Peter Wills: Other than ensuring an aesthetically pleasing, customer attracting design, all clients want reassurance that they buy into a well made product, built to specification, that will provide longevity and trouble free service. Any downtime can be costly to income revenue and customers want comfort that in the event of a breakdown, a fully qualified engineer direct from the manufacturer with in depth product knowledge and a stock of the necessary components will arrive and usually repair in a singular visit.
Sebastian Klane: Customers are making a major investment and expect a product will last many years. Therefore proven and tested standard equipment is required, especially when it comes to refrigeration where food safety and hygiene plays an important role. Many counters and their built-in food display units resemble each other in appearance. Specialist materials and creative shapes are asked for.
Mick Steele: Versatility, flexibility, modern materials and energy conservation are all main considerations of customers today. They want counters that move with the times and with changes in demographic and customer trends, and rightly so. Inflexibility can prove expensive, whereas a counter display that can be put together and easily dismantled like a ‘theatre set’ if an operator wants to change premises can save them a small fortune.
Peter Brewin: Factors include whether hot or cold food is served, or a combination of the two; if food will be served by a staff member or be self service; the length of time the counter will be in use; and whether food needs to be stored close to the servery area or whether trays will be replenished by the kitchen. It’s also important to consider the volume of diners to be served, as this will impact the number and size of trays and units selected. [[page-break]]
What are the main challenges for suppliers and installers of foodservice counters?
Sam Starling: The main challenges will be environmental impacts – ensuring that units are not situated close to a draughty door or next to a heater for example. Making sure that they are kept clean every day and that they are easily accessible to both staff and customers is also important. Regular maintenance is also vital if the unit is to stay in peak operating condition.
Peter Brewin: Time is a significant challenge for suppliers and installers of foodservice counters, as many establishments serve food seven days a week so it is important to reduce downtime at installation. BIM can help us tackle this, by flagging up at design stage any installation issues that could potentially slow the job down.

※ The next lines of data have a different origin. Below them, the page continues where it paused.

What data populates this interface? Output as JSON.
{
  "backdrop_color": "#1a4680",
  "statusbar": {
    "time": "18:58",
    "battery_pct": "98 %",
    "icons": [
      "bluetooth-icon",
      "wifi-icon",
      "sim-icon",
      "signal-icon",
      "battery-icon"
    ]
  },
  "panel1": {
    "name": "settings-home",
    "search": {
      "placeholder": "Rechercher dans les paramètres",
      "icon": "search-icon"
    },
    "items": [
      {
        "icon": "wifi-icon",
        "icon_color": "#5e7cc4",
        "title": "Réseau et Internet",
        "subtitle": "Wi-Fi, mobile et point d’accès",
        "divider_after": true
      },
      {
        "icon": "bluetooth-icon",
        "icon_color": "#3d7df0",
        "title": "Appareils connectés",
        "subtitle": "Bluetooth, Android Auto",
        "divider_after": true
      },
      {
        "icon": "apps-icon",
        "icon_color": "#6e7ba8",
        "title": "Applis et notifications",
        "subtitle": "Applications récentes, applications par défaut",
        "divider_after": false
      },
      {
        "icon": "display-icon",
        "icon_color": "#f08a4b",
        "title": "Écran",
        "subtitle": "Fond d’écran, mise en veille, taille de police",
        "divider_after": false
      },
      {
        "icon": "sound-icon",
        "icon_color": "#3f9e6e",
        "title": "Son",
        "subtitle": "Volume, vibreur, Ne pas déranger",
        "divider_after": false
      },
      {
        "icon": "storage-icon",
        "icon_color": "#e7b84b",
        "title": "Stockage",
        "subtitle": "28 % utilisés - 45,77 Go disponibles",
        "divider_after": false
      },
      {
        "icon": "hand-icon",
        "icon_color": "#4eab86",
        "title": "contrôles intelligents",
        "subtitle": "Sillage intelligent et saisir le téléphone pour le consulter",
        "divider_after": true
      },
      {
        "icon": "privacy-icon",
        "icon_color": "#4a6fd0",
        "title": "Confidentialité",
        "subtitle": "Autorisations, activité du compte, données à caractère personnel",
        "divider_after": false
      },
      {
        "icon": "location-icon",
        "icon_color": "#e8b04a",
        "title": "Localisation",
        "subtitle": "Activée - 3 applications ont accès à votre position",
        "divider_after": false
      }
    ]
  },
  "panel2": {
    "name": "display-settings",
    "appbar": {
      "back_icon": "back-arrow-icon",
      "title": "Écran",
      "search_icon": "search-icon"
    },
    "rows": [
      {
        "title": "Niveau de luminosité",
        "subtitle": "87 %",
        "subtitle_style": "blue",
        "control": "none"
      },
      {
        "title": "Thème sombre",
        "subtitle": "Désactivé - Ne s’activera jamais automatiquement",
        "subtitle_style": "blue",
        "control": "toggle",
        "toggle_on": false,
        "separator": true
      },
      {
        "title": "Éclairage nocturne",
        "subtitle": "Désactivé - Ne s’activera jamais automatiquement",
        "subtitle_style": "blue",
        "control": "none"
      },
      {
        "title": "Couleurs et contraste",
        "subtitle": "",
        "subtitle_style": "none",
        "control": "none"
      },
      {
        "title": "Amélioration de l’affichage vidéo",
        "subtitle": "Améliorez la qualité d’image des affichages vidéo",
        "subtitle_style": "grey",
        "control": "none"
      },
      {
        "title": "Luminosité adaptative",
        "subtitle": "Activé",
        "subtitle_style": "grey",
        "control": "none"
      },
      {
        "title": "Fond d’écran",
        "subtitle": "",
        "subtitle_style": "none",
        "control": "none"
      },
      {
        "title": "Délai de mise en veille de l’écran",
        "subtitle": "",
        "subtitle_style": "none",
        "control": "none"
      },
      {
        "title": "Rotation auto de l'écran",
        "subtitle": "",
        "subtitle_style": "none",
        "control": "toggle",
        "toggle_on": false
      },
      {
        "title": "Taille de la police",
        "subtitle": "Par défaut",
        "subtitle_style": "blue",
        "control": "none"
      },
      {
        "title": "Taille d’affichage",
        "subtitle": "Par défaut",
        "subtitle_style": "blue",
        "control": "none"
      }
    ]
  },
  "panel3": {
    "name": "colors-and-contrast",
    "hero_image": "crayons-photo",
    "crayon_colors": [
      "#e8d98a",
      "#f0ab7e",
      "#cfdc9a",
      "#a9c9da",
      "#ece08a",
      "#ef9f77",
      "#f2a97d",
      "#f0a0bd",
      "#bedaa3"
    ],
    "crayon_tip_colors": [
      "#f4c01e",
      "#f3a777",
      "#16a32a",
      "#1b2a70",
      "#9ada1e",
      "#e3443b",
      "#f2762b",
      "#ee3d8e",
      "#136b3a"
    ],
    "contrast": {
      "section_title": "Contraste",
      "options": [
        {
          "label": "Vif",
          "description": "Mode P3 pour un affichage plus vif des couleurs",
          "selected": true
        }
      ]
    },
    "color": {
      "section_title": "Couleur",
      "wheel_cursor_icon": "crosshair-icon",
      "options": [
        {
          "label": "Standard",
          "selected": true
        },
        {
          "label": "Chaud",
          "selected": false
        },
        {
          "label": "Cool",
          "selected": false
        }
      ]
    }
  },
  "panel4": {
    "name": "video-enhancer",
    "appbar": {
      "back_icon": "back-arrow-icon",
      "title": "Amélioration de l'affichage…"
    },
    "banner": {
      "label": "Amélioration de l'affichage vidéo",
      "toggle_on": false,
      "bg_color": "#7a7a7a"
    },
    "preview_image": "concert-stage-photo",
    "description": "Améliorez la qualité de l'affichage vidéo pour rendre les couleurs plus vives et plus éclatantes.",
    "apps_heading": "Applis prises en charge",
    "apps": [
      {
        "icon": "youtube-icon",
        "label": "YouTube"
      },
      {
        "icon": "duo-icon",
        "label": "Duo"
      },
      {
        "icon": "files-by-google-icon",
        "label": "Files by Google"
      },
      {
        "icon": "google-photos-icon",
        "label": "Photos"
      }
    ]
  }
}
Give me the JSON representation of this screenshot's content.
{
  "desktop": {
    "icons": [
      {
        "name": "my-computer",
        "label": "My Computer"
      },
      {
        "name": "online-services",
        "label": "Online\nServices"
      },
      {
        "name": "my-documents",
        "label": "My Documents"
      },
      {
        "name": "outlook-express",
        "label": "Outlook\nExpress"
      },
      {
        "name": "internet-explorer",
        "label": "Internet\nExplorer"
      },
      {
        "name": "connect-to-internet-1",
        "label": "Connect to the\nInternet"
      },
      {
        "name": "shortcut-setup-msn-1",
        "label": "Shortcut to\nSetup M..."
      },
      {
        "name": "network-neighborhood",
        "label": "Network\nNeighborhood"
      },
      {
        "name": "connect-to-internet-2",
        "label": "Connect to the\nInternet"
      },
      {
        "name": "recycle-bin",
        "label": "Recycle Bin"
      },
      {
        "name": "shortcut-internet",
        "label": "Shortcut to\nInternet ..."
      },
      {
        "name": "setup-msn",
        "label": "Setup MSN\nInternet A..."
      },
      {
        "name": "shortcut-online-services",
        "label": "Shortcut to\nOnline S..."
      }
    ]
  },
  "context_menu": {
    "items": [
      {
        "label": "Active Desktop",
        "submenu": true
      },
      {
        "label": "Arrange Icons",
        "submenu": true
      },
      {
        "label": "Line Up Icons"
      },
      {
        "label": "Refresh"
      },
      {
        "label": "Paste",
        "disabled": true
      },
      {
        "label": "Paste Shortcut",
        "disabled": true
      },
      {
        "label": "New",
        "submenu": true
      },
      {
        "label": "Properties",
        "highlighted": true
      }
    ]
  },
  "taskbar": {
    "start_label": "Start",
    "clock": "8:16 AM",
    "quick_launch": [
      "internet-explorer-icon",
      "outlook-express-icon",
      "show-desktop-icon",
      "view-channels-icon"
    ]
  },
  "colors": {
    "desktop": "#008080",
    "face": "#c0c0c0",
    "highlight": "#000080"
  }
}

Peter Wills: The challenge this year for suppliers is to maintain margin on an increasingly price competitive product and absorbing the consequence of delayed payments and retentions. Raw material spend is predicted to rise significantly this year. Manufacturers have had a slight respite last year with steel prices falling, however every indication is that this is going to be reversed in 2015.
Kurran Gadhvi: The recession has seen budgets cut and as a result people have begun to buy smarter. If privately funded establishments need to borrow money for a refurbishment then the availability of credit could be an issue. However, interest rates are low at present and so if they can borrow the money then now is a good time.
Mick Steele: There is a smaller window of opportunity to carry out installations, while from a manufacturer’s perspective, there is an increasing need to produce ever more cost effective equipment. We also need to ensure we are always one step ahead of the competition when it comes to manufacturers outside the UK.
Sebastian Klane: The main challenge to be mastered by suppliers and installers might be quicker turnaround times required by clients – especially in new buildings where the foodservice counter manufacturer can only start certain parts of his work after builders have finished walls, etc. and final measurements can be obtained.
John Wannan: One of the most common challenges is ensuring that installation timescale is achieved. Any delay to completion can be costly. It is important that customers take into account installers’ skills and experience, for example do they have the proper accreditation to install the counters in a safe and proper manner.